“Through these referrals, the two firms curried favor with their powerful new client, Stanford Financial, while enjoying the lucrative legal work that Stanford Financial sent them to reward them for adding to Stanford Financial’s bottom line,” the lawsuit says.
Hensgens said Breazeale, Sachse never referred clients to Stanford, and he doesn’t believe Reynaud did either.
Neither Breazeale nor Reynaud had any knowledge of improper or illegal activities on behalf of the Stanford Trust Co. or R. Allen Stanford, Hensgens said.
R. Allen Stanford is on trial in Houston for 14 counts, including mail and wire fraud, and could be sentenced to more than 20 years in prison if convicted. Once considered among the U.S.’s wealthiest people with an estimated net worth of more than $2 billion, he has been jailed without bond since being indicted in 2009.The Advocate reported that about $1 billion of the more than $7 billion in losses occurred with investors in the Baton Rouge, Lafayette and Covington areas, Baton Rouge attorney Phillip W. Preis and state Rep. Bodi White, R-Central, estimated.
Many of the investors have hired lawyers in an attempt to recover some of their lost investments. The investors have turned to federal officials in an attempt to have the federal government step in to help those who have lost large sums of money invested with Stanford companies.
Stanford’s defense attorneys have tried to show the financier was a savvy businessman whose financial empire, headquartered in Houston, was legitimate. They said he was trying to reorganize his businesses to pay back investors when authorities seized his companies.
The latest lawsuit claims Reynaud helped Stanford Financial, the Houston-based administrator for all Stanford businesses, get the Louisiana Office of Financial Institutions’ approval to buy Baton Rouge-based Southern Trust Co.
Reynaud allegedly submitted a letter from Antigua’s finance minister testifying to the integrity and professional competence of Stanford Financial even though, the lawsuit claims, Reynaud knew the letter was actually written by Stanford Financial. The lawsuit also claims Reynaud knew of Stanford’s suspicious activities in Montserrat.
Southern Trust became Stanford Trust Co., eventually funneling hundreds of millions of dollars into Stanford Financial, the lawsuit says.

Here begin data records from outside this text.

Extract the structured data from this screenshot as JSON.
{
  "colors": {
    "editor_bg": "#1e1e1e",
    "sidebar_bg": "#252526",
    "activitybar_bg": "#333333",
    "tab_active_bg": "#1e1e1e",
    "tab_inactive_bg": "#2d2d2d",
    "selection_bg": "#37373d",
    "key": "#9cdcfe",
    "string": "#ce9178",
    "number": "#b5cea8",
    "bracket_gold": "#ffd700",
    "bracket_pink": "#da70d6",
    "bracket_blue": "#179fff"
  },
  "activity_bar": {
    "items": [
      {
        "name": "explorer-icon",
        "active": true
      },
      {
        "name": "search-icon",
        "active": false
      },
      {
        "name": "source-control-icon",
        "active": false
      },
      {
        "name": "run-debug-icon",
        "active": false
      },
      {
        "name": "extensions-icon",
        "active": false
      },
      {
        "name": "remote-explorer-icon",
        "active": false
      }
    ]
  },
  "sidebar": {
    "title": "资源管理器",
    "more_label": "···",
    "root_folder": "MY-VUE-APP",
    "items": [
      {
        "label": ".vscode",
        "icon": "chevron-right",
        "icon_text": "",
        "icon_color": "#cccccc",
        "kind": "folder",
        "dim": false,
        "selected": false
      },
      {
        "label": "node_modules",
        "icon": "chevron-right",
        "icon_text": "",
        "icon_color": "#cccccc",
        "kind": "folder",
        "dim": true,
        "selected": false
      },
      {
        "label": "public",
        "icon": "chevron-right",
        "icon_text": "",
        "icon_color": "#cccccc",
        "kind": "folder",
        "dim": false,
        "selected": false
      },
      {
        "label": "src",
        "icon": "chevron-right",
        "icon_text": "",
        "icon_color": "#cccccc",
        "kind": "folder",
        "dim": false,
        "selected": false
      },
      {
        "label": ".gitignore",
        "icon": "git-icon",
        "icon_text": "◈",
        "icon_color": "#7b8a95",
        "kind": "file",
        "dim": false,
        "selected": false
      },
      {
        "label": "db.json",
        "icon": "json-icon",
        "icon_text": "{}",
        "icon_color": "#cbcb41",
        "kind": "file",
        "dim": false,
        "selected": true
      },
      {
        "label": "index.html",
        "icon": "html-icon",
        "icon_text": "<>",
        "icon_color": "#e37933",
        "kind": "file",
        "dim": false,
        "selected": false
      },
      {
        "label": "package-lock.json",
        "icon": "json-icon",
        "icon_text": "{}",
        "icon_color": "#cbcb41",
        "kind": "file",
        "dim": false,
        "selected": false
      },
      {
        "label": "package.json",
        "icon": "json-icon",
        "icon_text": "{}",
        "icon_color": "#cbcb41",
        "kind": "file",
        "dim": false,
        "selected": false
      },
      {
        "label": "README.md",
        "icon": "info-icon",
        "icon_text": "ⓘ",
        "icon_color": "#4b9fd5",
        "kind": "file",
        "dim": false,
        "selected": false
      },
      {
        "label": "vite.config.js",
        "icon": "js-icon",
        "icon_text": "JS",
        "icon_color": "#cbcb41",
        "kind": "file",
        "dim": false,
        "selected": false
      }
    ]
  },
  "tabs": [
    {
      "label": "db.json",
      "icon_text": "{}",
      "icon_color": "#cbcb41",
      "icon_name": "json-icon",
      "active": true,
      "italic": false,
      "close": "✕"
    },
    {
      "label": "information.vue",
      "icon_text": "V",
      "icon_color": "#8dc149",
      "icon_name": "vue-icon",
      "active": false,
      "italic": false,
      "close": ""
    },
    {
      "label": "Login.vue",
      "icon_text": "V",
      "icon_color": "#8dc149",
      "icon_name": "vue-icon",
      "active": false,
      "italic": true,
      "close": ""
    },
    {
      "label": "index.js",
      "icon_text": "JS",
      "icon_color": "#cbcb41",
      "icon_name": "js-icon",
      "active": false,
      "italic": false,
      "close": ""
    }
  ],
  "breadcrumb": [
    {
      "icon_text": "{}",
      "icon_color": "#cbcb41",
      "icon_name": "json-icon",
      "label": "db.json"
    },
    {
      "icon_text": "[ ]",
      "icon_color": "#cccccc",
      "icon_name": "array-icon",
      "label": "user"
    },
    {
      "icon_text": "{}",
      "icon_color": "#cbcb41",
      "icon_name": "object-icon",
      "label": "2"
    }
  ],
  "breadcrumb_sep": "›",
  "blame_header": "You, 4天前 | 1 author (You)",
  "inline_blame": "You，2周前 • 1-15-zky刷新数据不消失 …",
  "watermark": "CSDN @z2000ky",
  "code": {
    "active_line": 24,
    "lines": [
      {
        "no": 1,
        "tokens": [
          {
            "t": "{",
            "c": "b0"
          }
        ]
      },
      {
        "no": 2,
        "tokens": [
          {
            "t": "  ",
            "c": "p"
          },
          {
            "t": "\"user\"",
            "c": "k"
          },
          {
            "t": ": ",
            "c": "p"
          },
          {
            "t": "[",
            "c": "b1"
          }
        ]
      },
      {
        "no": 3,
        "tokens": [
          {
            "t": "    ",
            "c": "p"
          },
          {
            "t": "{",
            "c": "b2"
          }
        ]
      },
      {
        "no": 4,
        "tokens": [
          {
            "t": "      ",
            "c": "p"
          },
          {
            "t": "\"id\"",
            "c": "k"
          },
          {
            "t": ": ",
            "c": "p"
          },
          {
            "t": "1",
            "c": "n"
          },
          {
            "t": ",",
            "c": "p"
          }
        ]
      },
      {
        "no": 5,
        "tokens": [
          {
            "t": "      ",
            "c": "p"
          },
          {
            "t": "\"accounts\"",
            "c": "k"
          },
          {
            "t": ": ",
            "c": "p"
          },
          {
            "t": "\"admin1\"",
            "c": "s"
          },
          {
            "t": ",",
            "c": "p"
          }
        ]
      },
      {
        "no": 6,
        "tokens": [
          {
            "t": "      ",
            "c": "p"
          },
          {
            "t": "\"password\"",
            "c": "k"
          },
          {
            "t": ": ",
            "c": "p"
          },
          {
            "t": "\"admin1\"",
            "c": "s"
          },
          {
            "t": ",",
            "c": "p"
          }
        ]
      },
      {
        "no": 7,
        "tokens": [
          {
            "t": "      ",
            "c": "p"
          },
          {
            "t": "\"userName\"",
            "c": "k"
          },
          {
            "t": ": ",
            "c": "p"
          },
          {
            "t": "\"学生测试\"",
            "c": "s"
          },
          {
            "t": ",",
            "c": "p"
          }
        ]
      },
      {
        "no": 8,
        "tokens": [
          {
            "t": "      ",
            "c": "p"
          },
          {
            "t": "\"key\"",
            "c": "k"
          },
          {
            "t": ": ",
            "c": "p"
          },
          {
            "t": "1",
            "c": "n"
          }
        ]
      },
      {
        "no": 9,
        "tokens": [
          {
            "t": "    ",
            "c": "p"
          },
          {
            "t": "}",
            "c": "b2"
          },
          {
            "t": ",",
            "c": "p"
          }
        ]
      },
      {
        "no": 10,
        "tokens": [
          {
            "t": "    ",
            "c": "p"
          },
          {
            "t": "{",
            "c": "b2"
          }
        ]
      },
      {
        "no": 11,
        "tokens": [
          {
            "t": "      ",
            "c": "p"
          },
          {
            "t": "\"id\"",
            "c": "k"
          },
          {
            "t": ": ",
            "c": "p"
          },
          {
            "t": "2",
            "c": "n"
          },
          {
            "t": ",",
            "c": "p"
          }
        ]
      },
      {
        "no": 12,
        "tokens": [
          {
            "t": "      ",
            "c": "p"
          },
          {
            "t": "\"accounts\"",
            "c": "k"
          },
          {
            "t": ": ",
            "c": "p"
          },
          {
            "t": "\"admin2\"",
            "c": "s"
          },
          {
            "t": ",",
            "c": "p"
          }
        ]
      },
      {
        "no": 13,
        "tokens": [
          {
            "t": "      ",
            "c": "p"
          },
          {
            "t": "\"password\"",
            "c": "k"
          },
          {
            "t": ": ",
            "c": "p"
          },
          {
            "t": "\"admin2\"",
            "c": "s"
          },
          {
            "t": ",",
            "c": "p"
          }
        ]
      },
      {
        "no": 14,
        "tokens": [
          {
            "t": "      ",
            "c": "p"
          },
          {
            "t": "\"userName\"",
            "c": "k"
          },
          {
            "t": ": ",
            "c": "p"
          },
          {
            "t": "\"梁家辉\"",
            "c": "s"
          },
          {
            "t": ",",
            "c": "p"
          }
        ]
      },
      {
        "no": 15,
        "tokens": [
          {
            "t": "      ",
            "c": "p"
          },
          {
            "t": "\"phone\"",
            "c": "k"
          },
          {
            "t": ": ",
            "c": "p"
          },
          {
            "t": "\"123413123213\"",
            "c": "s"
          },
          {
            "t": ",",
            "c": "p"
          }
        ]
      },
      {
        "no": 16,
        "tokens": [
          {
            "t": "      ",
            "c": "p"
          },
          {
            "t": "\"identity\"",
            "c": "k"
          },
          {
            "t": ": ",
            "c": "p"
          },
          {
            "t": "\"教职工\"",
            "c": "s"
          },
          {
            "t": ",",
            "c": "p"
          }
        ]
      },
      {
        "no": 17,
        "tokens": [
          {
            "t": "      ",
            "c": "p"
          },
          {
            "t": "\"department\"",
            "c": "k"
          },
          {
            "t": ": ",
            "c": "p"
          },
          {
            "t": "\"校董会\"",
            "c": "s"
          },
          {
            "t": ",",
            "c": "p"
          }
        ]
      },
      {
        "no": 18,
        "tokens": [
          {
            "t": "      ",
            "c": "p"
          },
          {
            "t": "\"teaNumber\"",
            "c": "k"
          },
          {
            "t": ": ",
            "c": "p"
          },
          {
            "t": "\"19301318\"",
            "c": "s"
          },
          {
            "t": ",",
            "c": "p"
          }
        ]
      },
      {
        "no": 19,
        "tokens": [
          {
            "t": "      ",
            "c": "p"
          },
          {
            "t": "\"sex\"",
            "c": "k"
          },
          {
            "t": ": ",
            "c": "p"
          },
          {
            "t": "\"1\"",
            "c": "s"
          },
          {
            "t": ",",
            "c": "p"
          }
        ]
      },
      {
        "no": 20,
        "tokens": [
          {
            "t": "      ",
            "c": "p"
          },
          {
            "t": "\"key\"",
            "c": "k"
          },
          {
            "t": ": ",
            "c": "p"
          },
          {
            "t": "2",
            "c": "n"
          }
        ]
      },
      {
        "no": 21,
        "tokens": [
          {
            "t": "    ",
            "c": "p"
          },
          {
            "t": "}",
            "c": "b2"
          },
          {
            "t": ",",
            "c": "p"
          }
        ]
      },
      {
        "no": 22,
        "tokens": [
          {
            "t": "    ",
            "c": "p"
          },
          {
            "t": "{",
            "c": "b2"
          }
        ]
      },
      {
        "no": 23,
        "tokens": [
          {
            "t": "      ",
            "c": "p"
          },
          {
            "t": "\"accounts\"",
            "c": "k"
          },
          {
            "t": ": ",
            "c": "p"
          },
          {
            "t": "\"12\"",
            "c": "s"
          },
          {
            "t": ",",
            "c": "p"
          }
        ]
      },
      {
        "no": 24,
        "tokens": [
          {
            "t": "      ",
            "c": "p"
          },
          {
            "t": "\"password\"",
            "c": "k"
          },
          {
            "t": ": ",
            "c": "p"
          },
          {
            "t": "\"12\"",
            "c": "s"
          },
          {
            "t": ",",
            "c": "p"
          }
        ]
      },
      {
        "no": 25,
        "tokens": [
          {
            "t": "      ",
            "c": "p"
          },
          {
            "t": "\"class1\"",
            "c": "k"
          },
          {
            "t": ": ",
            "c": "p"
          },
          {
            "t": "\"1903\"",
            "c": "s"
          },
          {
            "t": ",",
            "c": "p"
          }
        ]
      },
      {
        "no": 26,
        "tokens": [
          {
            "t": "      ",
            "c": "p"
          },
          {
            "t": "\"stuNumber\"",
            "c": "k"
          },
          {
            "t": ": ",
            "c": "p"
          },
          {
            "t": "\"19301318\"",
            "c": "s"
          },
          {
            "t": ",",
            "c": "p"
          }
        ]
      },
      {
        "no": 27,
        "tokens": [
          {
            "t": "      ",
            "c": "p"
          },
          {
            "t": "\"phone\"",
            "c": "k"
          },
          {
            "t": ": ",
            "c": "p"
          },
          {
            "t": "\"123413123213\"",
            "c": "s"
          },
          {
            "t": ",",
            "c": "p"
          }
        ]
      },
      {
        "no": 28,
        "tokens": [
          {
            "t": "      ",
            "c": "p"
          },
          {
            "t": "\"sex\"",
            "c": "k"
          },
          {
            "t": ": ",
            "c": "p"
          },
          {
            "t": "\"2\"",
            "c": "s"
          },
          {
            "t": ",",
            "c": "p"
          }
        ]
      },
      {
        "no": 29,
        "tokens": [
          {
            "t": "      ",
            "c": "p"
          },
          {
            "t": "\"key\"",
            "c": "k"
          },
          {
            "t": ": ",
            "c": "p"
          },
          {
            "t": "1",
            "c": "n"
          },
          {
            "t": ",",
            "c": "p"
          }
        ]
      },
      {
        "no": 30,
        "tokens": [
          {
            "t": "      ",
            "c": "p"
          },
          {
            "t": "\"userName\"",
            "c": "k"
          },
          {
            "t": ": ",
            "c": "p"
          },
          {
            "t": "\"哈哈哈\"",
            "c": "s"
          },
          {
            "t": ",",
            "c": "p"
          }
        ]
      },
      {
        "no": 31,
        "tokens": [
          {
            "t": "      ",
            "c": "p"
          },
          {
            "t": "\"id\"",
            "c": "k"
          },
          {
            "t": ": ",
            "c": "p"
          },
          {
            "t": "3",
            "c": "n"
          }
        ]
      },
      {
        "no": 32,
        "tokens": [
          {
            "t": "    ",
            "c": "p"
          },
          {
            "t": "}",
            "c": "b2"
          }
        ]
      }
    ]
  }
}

The lawsuit says Adams & Reese issued a legal opinion letter to the Office of Financial Institutions that essentially approved of Stanford Trust’s relationship with Stanford International Bank and Stanford Group Co. — a relationship that the lawsuit says was “incestuous and deeply conflicted.” The lawsuit alleges that the opinion helped Stanford hold OFI at bay and enabled Stanford to commit the fraud that cost investors at least $300 million.